Every line of the listing that holds the word "Phạm" should be returned.

○ ○ ○ ○

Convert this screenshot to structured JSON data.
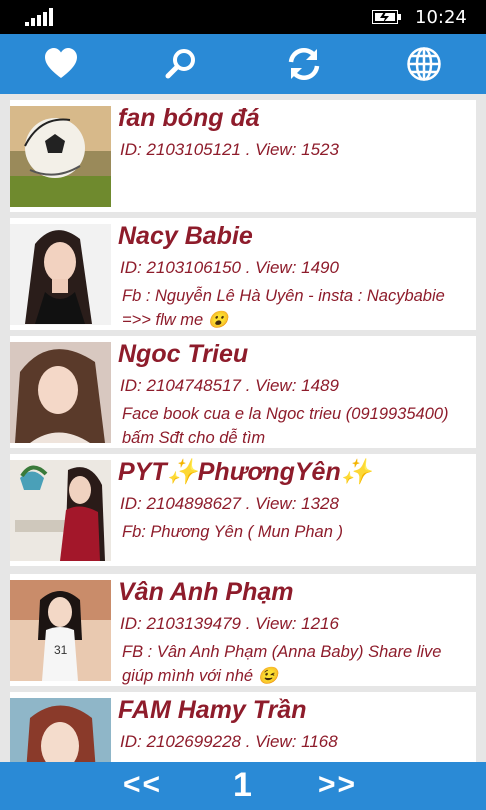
{
  "status_bar": {
    "time": "10:24"
  },
  "toolbar": {
    "icons": [
      "heart-icon",
      "search-icon",
      "refresh-icon",
      "globe-icon"
    ],
    "color": "#2a8ad6"
  },
  "profiles": [
    {
      "name": "fan bóng đá",
      "meta": "ID:  2103105121 . View:  1523",
      "description": ""
    },
    {
      "name": "Nacy Babie",
      "meta": "ID:  2103106150 . View:  1490",
      "description": "Fb : Nguyễn Lê Hà Uyên - insta : Nacybabie =>> flw me 😮"
    },
    {
      "name": "Ngoc Trieu",
      "meta": "ID:  2104748517 . View:  1489",
      "description": "Face book cua e la Ngoc trieu (0919935400) bấm Sđt cho dễ tìm"
    },
    {
      "name": "PYT✨PhươngYên✨",
      "meta": "ID:  2104898627 . View:  1328",
      "description": "Fb: Phương Yên ( Mun Phan )"
    },
    {
      "name": "Vân Anh Phạm",
      "meta": "ID:  2103139479 . View:  1216",
      "description": "FB : Vân Anh Phạm (Anna Baby) Share live giúp mình với nhé 😉"
    },
    {
      "name": "FAM Hamy Trần",
      "meta": "ID:  2102699228 . View:  1168",
      "description": ""
    }
  ],
  "pager": {
    "prev": "<<",
    "page": "1",
    "next": ">>"
  }
}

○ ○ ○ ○

-- Your solution --
      "name": "Vân Anh Phạm",
      "description": "FB : Vân Anh Phạm (Anna Baby) Share live giúp mình với nhé 😉"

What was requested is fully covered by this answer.